A DePaul University student’s online bragging about his computer skills and support for the Islamic State was nothing more than ‘puff’ and is protected by free speech the student’s lawyer told a federal jury on Tuesday.
“It’s like someone goes on his dating profile and says he’s 6-3 / 4 with abs of steel when he looks like me,” attorney Steve Greenberg said in his trial opening statement. linked to the terrorism of his client, Thomas Osadzinski. . “He blows… he says stuff, but it’s not enough.”
Osadzinski, 22, is accused in a federal indictment of using the computer skills he taught DePaul to create a one-of-a-kind code designed to disseminate violent propaganda online for the Islamic State terrorist group.
Prosecutors alleged that Osadzinski converted to Islam as a teenager, expressing his dedication to the Islamic State in online forums that included undercover FBI employees whom he believed to be supporters of the Islamic State. terrorism.
In her opening remarks Tuesday, Prosecutor Alexandra Hughes, a trial attorney at the US Department of Justice, said Osadzinski had made it clear in his communications that he wanted to use the skills he was developing at DePaul to lead “jihad in the media”.
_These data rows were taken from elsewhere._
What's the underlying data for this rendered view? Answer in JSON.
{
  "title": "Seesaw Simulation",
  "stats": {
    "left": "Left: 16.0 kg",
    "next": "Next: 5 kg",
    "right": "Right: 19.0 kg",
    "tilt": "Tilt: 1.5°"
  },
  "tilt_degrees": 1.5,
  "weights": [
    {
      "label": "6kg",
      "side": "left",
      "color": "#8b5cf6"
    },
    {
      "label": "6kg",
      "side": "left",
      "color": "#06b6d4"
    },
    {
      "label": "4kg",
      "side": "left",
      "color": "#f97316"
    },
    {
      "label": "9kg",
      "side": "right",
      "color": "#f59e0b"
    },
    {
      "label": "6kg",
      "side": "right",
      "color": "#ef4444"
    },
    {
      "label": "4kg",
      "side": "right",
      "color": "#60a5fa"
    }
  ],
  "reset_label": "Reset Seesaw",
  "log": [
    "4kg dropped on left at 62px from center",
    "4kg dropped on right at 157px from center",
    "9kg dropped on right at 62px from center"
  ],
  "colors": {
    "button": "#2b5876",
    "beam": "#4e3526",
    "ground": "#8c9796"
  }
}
Many of his ideas failed, but in the summer of 2019, a script written by Osadzinski managed to automatically download and stream “thousands and thousands” of violent pro-ISIS videos and images before they could. be removed by social media companies, Hughes said.
Osadzinski shared the script with an undercover FBI agent posing as an ISIS supporter, giving a “step-by-step analysis of what he was doing,” in order to teach others, Hughes said.
“In the end, the defendant’s process worked,” she said. “He did what he was supposed to do.”
Greenberg, however, portrayed Osadzinski as a sad student who was getting a D in computer science. He said Osadzinski found solace in the online Islamic community and was eventually drawn to a highly paid FBI confidential informant who befriended him and helped move the plot forward.
“He took advantage of this young man who was trying to find his way in life,” Greenberg said.
Prosecutors’ first witness on Tuesday was an FBI language analyst who began chatting online with Osadzinski in June 2018 about the recipe for a powerful explosive favored by terrorists and suicide bombers.
The witness, testifying under the pseudonym Mahammad Hazeem, said that when he told Osadzinski he had to be careful, Osadzinski allegedly replied that he “will study”.
“Do you mean study for school?” Hazeem responded in the chat, which was shown to jurors on a large screen in the courtroom of US District Judge Robert Gettleman.
Osadzinski reportedly replied: “For jihad”, followed by an emoji heart and a symbol associated with the terrorist group Islamic State.
Osadzinski also spoke in their conversation of plans for a potential attack in the United States, according to Hazeem’s testimony.
At one point, Hazeem said he warned Osadzinski to choose his targets carefully so as not to hurt innocent Muslims. Osadzinski replied that it was better to target the government.
Osadzinski also wrote that targeting citizens “can be risky” unless they commit blatant sins in public, such as during an “LGBT parade” while drinking in bars and nightclubs, according to the testimony.
In cross-examination, Hazeem admitted that his alert level was low because Osadzinski did not appear to have any concrete plans. In fact, after Osadzinski first posted something about jihad, Hazeem waited 23 days to contact him.
Osadzinski has also made statements showing his apparent naivety. At one point, after Hazeem asked him if he had access to a gun, he replied that he was not old enough to buy one legally. Defense attorney Joshua Herman asked how this could be taken seriously, given the prevalence of guns in Chicago.
“Does that sound like an excuse?” Herman asked.
“It’s possible,” Hazeem replied.